## Brief
Would you retype each record exactly as given?

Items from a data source
* * *

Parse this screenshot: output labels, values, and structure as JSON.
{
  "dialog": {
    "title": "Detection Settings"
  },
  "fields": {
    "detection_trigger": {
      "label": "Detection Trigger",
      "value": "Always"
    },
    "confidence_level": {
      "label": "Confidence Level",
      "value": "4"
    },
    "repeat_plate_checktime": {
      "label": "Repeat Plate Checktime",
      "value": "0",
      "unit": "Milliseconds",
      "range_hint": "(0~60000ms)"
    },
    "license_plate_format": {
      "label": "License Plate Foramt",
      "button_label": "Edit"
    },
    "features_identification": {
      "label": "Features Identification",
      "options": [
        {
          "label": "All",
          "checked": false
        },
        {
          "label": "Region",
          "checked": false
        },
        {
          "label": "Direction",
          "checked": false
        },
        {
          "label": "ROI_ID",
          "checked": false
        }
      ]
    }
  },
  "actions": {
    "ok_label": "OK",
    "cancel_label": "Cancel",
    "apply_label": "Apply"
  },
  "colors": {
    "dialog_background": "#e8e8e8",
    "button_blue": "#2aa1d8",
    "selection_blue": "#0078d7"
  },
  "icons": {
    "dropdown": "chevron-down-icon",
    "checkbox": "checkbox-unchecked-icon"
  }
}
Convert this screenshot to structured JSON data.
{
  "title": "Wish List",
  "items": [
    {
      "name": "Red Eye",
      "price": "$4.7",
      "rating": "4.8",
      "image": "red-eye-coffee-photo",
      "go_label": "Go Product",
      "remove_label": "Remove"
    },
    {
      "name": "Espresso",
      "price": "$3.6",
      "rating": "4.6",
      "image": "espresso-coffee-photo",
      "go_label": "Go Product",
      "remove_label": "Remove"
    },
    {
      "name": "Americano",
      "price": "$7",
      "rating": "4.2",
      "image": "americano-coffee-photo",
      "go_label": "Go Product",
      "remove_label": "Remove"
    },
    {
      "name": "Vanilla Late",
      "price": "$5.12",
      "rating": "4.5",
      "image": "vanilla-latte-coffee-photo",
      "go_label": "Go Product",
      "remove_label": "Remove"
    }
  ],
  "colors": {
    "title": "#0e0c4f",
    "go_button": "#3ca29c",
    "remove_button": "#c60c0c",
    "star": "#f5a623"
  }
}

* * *

## Solution for this task
Parse this screenshot: output labels, values, and structure as JSON.
{
  "dialog": {
    "title": "Detection Settings"
  },
  "fields": {
    "detection_trigger": {
      "label": "Detection Trigger",
      "value": "Always"
    },
    "confidence_level": {
      "label": "Confidence Level",
      "value": "4"
    },
    "repeat_plate_checktime": {
      "label": "Repeat Plate Checktime",
      "value": "0",
      "unit": "Milliseconds",
      "range_hint": "(0~60000ms)"
    },
    "license_plate_format": {
      "label": "License Plate Foramt",
      "button_label": "Edit"
    },
    "features_identification": {
      "label": "Features Identification",
      "options": [
        {
          "label": "All",
          "checked": false
        },
        {
          "label": "Region",
          "checked": false
        },
        {
          "label": "Direction",
          "checked": false
        },
        {
          "label": "ROI_ID",
          "checked": false
        }
      ]
    }
  },
  "actions": {
    "ok_label": "OK",
    "cancel_label": "Cancel",
    "apply_label": "Apply"
  },
  "colors": {
    "dialog_background": "#e8e8e8",
    "button_blue": "#2aa1d8",
    "selection_blue": "#0078d7"
  },
  "icons": {
    "dropdown": "chevron-down-icon",
    "checkbox": "checkbox-unchecked-icon"
  }
}
Convert this screenshot to structured JSON data.
{
  "title": "Wish List",
  "items": [
    {
      "name": "Red Eye",
      "price": "$4.7",
      "rating": "4.8",
      "image": "red-eye-coffee-photo",
      "go_label": "Go Product",
      "remove_label": "Remove"
    },
    {
      "name": "Espresso",
      "price": "$3.6",
      "rating": "4.6",
      "image": "espresso-coffee-photo",
      "go_label": "Go Product",
      "remove_label": "Remove"
    },
    {
      "name": "Americano",
      "price": "$7",
      "rating": "4.2",
      "image": "americano-coffee-photo",
      "go_label": "Go Product",
      "remove_label": "Remove"
    },
    {
      "name": "Vanilla Late",
      "price": "$5.12",
      "rating": "4.5",
      "image": "vanilla-latte-coffee-photo",
      "go_label": "Go Product",
      "remove_label": "Remove"
    }
  ],
  "colors": {
    "title": "#0e0c4f",
    "go_button": "#3ca29c",
    "remove_button": "#c60c0c",
    "star": "#f5a623"
  }
}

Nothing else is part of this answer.